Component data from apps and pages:
◆ ◆ ◆ ◆

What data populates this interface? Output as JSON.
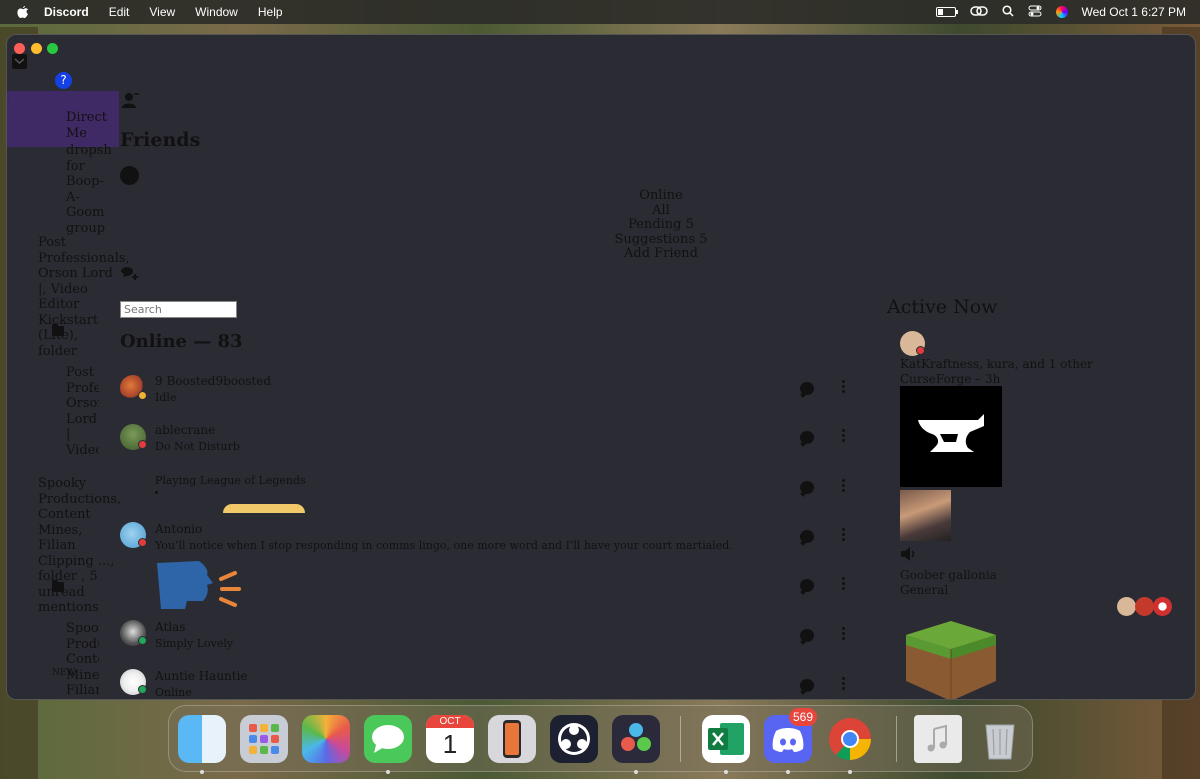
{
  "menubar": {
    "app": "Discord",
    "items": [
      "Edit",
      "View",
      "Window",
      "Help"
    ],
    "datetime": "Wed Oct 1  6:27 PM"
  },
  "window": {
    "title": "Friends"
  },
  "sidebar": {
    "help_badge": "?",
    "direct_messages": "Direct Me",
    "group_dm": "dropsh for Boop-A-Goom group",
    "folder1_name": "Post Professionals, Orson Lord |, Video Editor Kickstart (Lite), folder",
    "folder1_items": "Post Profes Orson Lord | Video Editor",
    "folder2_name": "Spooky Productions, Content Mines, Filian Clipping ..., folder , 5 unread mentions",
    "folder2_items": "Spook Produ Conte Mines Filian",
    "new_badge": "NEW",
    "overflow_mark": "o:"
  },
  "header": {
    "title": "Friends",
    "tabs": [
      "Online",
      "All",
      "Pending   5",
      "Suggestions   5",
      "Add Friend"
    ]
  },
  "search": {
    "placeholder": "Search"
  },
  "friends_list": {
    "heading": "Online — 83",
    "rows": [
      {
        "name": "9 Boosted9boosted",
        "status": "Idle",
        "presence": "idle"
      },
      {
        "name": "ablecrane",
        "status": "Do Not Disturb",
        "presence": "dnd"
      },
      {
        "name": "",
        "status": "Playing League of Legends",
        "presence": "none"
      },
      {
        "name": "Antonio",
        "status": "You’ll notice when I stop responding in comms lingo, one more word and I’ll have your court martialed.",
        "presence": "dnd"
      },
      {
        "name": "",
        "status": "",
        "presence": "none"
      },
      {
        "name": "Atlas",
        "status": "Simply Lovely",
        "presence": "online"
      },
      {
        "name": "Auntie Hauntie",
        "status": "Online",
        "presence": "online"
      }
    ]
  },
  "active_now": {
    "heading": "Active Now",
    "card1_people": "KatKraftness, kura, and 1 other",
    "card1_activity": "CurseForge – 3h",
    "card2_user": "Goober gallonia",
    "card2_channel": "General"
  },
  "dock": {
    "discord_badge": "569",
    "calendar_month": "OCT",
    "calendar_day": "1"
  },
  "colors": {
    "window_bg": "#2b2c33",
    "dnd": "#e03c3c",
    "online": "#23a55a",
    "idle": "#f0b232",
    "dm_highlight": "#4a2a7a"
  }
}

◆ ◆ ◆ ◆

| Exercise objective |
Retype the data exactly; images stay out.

| Your solution |
What data populates this interface? Output as JSON.
{
  "menubar": {
    "app": "Discord",
    "items": [
      "Edit",
      "View",
      "Window",
      "Help"
    ],
    "datetime": "Wed Oct 1  6:27 PM"
  },
  "window": {
    "title": "Friends"
  },
  "sidebar": {
    "help_badge": "?",
    "direct_messages": "Direct Me",
    "group_dm": "dropsh for Boop-A-Goom group",
    "folder1_name": "Post Professionals, Orson Lord |, Video Editor Kickstart (Lite), folder",
    "folder1_items": "Post Profes Orson Lord | Video Editor",
    "folder2_name": "Spooky Productions, Content Mines, Filian Clipping ..., folder , 5 unread mentions",
    "folder2_items": "Spook Produ Conte Mines Filian",
    "new_badge": "NEW",
    "overflow_mark": "o:"
  },
  "header": {
    "title": "Friends",
    "tabs": [
      "Online",
      "All",
      "Pending   5",
      "Suggestions   5",
      "Add Friend"
    ]
  },
  "search": {
    "placeholder": "Search"
  },
  "friends_list": {
    "heading": "Online — 83",
    "rows": [
      {
        "name": "9 Boosted9boosted",
        "status": "Idle",
        "presence": "idle"
      },
      {
        "name": "ablecrane",
        "status": "Do Not Disturb",
        "presence": "dnd"
      },
      {
        "name": "",
        "status": "Playing League of Legends",
        "presence": "none"
      },
      {
        "name": "Antonio",
        "status": "You’ll notice when I stop responding in comms lingo, one more word and I’ll have your court martialed.",
        "presence": "dnd"
      },
      {
        "name": "",
        "status": "",
        "presence": "none"
      },
      {
        "name": "Atlas",
        "status": "Simply Lovely",
        "presence": "online"
      },
      {
        "name": "Auntie Hauntie",
        "status": "Online",
        "presence": "online"
      }
    ]
  },
  "active_now": {
    "heading": "Active Now",
    "card1_people": "KatKraftness, kura, and 1 other",
    "card1_activity": "CurseForge – 3h",
    "card2_user": "Goober gallonia",
    "card2_channel": "General"
  },
  "dock": {
    "discord_badge": "569",
    "calendar_month": "OCT",
    "calendar_day": "1"
  },
  "colors": {
    "window_bg": "#2b2c33",
    "dnd": "#e03c3c",
    "online": "#23a55a",
    "idle": "#f0b232",
    "dm_highlight": "#4a2a7a"
  }
}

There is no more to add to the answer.